Exercise
Every entry that follows should be written out again exactly.

======

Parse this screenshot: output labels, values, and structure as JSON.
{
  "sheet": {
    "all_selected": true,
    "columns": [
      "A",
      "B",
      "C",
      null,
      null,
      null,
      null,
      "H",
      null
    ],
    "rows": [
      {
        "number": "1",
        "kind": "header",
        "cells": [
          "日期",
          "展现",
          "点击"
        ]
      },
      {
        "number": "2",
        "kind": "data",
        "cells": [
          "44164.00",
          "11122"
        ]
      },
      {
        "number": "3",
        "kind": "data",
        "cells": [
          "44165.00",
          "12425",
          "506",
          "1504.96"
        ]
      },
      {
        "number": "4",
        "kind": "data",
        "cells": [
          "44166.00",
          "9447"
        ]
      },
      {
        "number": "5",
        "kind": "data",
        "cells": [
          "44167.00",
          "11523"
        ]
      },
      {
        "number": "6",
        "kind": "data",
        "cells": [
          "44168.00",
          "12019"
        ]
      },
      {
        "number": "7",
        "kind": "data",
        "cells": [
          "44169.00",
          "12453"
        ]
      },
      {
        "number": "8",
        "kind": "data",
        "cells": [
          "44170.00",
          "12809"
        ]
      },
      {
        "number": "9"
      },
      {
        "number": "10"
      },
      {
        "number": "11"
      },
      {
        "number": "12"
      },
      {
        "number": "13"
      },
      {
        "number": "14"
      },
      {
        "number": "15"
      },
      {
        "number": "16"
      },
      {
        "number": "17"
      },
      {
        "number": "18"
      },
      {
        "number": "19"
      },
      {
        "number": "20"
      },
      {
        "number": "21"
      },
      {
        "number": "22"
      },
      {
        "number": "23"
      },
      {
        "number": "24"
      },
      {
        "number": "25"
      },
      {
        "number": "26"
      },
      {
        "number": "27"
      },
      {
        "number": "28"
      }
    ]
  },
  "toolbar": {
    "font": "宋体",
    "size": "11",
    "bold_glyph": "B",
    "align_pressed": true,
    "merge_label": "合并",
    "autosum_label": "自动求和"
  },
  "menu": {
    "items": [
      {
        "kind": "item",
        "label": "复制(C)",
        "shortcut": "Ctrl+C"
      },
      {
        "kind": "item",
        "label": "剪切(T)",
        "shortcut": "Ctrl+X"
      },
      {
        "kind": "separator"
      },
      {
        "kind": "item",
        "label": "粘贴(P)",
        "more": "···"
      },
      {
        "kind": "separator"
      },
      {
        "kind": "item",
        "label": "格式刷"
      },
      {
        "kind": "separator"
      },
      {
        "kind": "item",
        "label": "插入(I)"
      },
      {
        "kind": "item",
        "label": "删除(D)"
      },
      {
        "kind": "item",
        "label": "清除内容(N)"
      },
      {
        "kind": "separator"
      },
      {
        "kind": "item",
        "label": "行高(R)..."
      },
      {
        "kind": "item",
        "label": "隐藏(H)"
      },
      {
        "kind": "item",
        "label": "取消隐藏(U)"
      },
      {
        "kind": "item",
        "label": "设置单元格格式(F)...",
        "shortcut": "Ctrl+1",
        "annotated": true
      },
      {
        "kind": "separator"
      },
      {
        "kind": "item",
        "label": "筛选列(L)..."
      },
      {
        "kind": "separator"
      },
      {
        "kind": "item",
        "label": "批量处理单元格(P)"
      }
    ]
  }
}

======

Result of the exercise
Parse this screenshot: output labels, values, and structure as JSON.
{
  "sheet": {
    "all_selected": true,
    "columns": [
      "A",
      "B",
      "C",
      null,
      null,
      null,
      null,
      "H",
      null
    ],
    "rows": [
      {
        "number": "1",
        "kind": "header",
        "cells": [
          "日期",
          "展现",
          "点击"
        ]
      },
      {
        "number": "2",
        "kind": "data",
        "cells": [
          "44164.00",
          "11122"
        ]
      },
      {
        "number": "3",
        "kind": "data",
        "cells": [
          "44165.00",
          "12425",
          "506",
          "1504.96"
        ]
      },
      {
        "number": "4",
        "kind": "data",
        "cells": [
          "44166.00",
          "9447"
        ]
      },
      {
        "number": "5",
        "kind": "data",
        "cells": [
          "44167.00",
          "11523"
        ]
      },
      {
        "number": "6",
        "kind": "data",
        "cells": [
          "44168.00",
          "12019"
        ]
      },
      {
        "number": "7",
        "kind": "data",
        "cells": [
          "44169.00",
          "12453"
        ]
      },
      {
        "number": "8",
        "kind": "data",
        "cells": [
          "44170.00",
          "12809"
        ]
      },
      {
        "number": "9"
      },
      {
        "number": "10"
      },
      {
        "number": "11"
      },
      {
        "number": "12"
      },
      {
        "number": "13"
      },
      {
        "number": "14"
      },
      {
        "number": "15"
      },
      {
        "number": "16"
      },
      {
        "number": "17"
      },
      {
        "number": "18"
      },
      {
        "number": "19"
      },
      {
        "number": "20"
      },
      {
        "number": "21"
      },
      {
        "number": "22"
      },
      {
        "number": "23"
      },
      {
        "number": "24"
      },
      {
        "number": "25"
      },
      {
        "number": "26"
      },
      {
        "number": "27"
      },
      {
        "number": "28"
      }
    ]
  },
  "toolbar": {
    "font": "宋体",
    "size": "11",
    "bold_glyph": "B",
    "align_pressed": true,
    "merge_label": "合并",
    "autosum_label": "自动求和"
  },
  "menu": {
    "items": [
      {
        "kind": "item",
        "label": "复制(C)",
        "shortcut": "Ctrl+C"
      },
      {
        "kind": "item",
        "label": "剪切(T)",
        "shortcut": "Ctrl+X"
      },
      {
        "kind": "separator"
      },
      {
        "kind": "item",
        "label": "粘贴(P)",
        "more": "···"
      },
      {
        "kind": "separator"
      },
      {
        "kind": "item",
        "label": "格式刷"
      },
      {
        "kind": "separator"
      },
      {
        "kind": "item",
        "label": "插入(I)"
      },
      {
        "kind": "item",
        "label": "删除(D)"
      },
      {
        "kind": "item",
        "label": "清除内容(N)"
      },
      {
        "kind": "separator"
      },
      {
        "kind": "item",
        "label": "行高(R)..."
      },
      {
        "kind": "item",
        "label": "隐藏(H)"
      },
      {
        "kind": "item",
        "label": "取消隐藏(U)"
      },
      {
        "kind": "item",
        "label": "设置单元格格式(F)...",
        "shortcut": "Ctrl+1",
        "annotated": true
      },
      {
        "kind": "separator"
      },
      {
        "kind": "item",
        "label": "筛选列(L)..."
      },
      {
        "kind": "separator"
      },
      {
        "kind": "item",
        "label": "批量处理单元格(P)"
      }
    ]
  }
}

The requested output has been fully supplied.